The Tri-State Transportation Campaign, a regional non-profit, has released the results of a study that reveals the disparity between pedestrian accidents among the elderly in New Jersey and those in other states. Elderly pedestrians in New Jersey are more likely to be involved in fatal accidents than both older people in other states.
The study showed that pedestrians in New Jersey who were age 60 and older were killed by motor vehicles at the rate of 2.85 per 100,000 state residents. The national rate is 2.23, making seniors in New Jersey 28 percent more likely to die in pedestrian accidents than senior pedestrians in other states.
The organization reviewed data on nearly 47,000 fatal pedestrian accidents nationwide between 2003 and 2012. It released the results of the study last week. A spokes person for the transportation group noted that New Jersey’s population is rapidly aging and it is important that state and local officials address this when designing public spaces.
The study report did not speculate about why there is such a difference between New Jersey and other states.
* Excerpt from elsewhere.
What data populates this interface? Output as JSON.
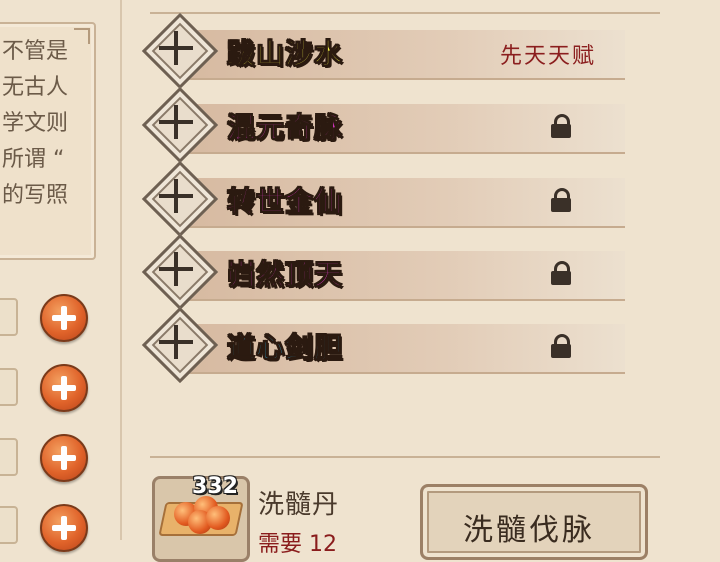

However, one person associated with the group suggested that population density and heavy traffic were factors that could account for much of the difference.
There are many arterial roads in New Jersey that are clogged with high speed traffic, making it difficult for slower moving seniors to cross, according to the emeritus director of the Alan M. Vorhees Transportation Center at Rutgers.
Tri-State made numerous recommendations as a result of the study that include:
- Prioritize roadway improvements based on the senior population in the areas affected
- Link state funding to municipalities with compliance with “complete streets”: designs that accommodate pedestrians and bicyclists
- Enhance penalties for drivers who injure or kill pedestrians
The highest pedestrian fatality rate was in Atlantic County, which includes Atlantic City. The lowest was in Sussex County, which remains largely rural.
Atlantic County, which includes Atlantic City, had the highest fatality rates for both older and younger pedestrians, at 4.58 and 3.26 respectively. Largely rural Sussex had the lowest rates for both groups, at 0.76 for seniors and .25 for people under 60.
The study also surveyed Downstate New York, which includes New York City, Long Island, Westchester, Rockland, Orange and Putnam Counties. The fatality rate for senior pedestrians was 4.0 per 100,000, compared to a rate of 1.31 for younger walkers.
In 2012, according to the National Safety Council, 51 percent of pedestrian deaths among those aged 65 and older was not their fault, compared to 47.5 percent of the general population. The most common fault among senior pedestrians was failing to obey traffic signs and signals.